Some are a group donation and have a subject the group identifies with: the Young Ladies Sodality dedicate a marian window (Assumption) to their mothers; the school children of 1940 remember their teachers with a window of children coming to Jesus.
Some have the patron saint of a donor or donor's relative as subject: the sons of John and Frances Perko dedicate a window of their mother's patronal saint in honor of their parents; the children of Anton and Gertrude Strainer remember their parents with a window of the Holy Family.

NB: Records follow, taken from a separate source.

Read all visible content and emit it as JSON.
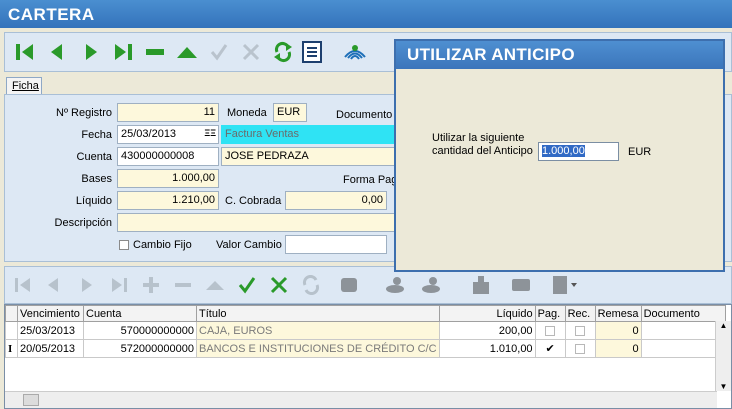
{
  "window": {
    "title": "CARTERA"
  },
  "toolbar": {
    "buttons": [
      {
        "icon": "first-record-icon"
      },
      {
        "icon": "prev-record-icon"
      },
      {
        "icon": "next-record-icon"
      },
      {
        "icon": "last-record-icon"
      },
      {
        "icon": "delete-record-icon"
      },
      {
        "icon": "up-icon"
      },
      {
        "icon": "confirm-icon"
      },
      {
        "icon": "cancel-icon"
      },
      {
        "icon": "refresh-icon"
      },
      {
        "icon": "list-icon"
      },
      {
        "icon": "fingerprint-icon"
      }
    ]
  },
  "tabs": {
    "ficha": "Ficha"
  },
  "form": {
    "registro_label": "Nº Registro",
    "registro_value": "11",
    "moneda_label": "Moneda",
    "moneda_value": "EUR",
    "documento_label": "Documento",
    "fecha_label": "Fecha",
    "fecha_value": "25/03/2013",
    "tipo_value": "Factura Ventas",
    "cuenta_label": "Cuenta",
    "cuenta_value": "430000000008",
    "cuenta_nombre": "JOSE PEDRAZA",
    "bases_label": "Bases",
    "bases_value": "1.000,00",
    "forma_pago_label": "Forma Pag",
    "liquido_label": "Líquido",
    "liquido_value": "1.210,00",
    "cobrada_label": "C. Cobrada",
    "cobrada_value": "0,00",
    "descripcion_label": "Descripción",
    "descripcion_value": "",
    "cambio_fijo_label": "Cambio Fijo",
    "valor_cambio_label": "Valor Cambio",
    "valor_cambio_value": ""
  },
  "grid": {
    "columns": [
      "Vencimiento",
      "Cuenta",
      "Título",
      "Líquido",
      "Pag.",
      "Rec.",
      "Remesa",
      "Documento"
    ],
    "rows": [
      {
        "vencimiento": "25/03/2013",
        "cuenta": "570000000000",
        "titulo": "CAJA, EUROS",
        "liquido": "200,00",
        "pag": false,
        "rec": false,
        "remesa": "0",
        "documento": ""
      },
      {
        "vencimiento": "20/05/2013",
        "cuenta": "572000000000",
        "titulo": "BANCOS E INSTITUCIONES DE CRÉDITO C/C",
        "liquido": "1.010,00",
        "pag": true,
        "rec": false,
        "remesa": "0",
        "documento": ""
      }
    ]
  },
  "dialog": {
    "title": "UTILIZAR ANTICIPO",
    "label_line1": "Utilizar la siguiente",
    "label_line2": "cantidad del Anticipo",
    "amount": "1.000,00",
    "currency": "EUR"
  },
  "colors": {
    "title_bar": "#3f7fc4",
    "panel": "#dde8f4",
    "highlight_field": "#2fe3f4",
    "readonly_field": "#fdf8dc"
  }
}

And, certainly, some have a personal and emotional resonance for the donor's dedication. Jesus told many parables. Some are well known beyond christian devotion. Of course, some are better known than others. Some people may only be able to think of one or two. The one about the prodigal son (and the forgiving father) is probably the first or second that would come to mind. Fr. Henri Nouwen †1996, was so enthralled with one depiction, that he wrote a book, The Return of the Prodigal Son, about Rembrandt's painting, and it is often used in christian book studies. There are churches in the local diocese (St. Mel [on the confessional], St.Ignatius of Antioch) that have a reproduction of that Rembrandt. Another version with a young child, being embraced by his loving father, is on a window at Saint Lawrence. The father looks, very much, like a portrait of Jesus. A wondrous and beautiful thing about illustrated stain glass windows is, that, they need no script to tell you a story, and sometimes a very, important story.
The top portion of the window has a rondel of five loaves of bread. This is of a different christian theme. Five loaves of bread were multiplied by Jesus to feed all. This is a precursor of the Eucharist. Again, no script needed.
The script shows on the bottom. It is not illustrating or decorating, but it is telling something. The donor's block reads in translation: In remembrance of John and Tereza Ferfolia erected by their children. Now, canon law repeatedly uses the phrase, "the intention of the founders and donors as well as acquired rights must be respected."[Can. 121, 122, 123]. If one were a constitutionalist, and in this country, and in the last decade at least, they have not prevailed. It is quite clear, that, families such as mentioned above, would have something to say about the disposition of that window. They are not the only such donors whose consent would be necessary over items and property.
The current ordinary of Cleveland (Richard Lennon) acts as if he were not bound by such canon law restrictions. He also sees himself as a self trained canonist. He is an autocrat, or as Dick "Darth" Cheney would say the 'unitary executive'. This is also the american response in the business world. The hatred of regulation. The hatred of negotiating with labor or the masses. The calls for 'necessary flexibility' that merely mask heavy handed, and capricious use of unrestricted power.
As a leader he, Lennon, acts as a corporate tyrant, an unrestrained 'free-market entrepreneur', an unbound capitalist; a combination plutocrat and autocrat―unaccountable to any man. This may be american business practice, and the Republican party's manner of governance but it is neither catholic, nor Christ-like.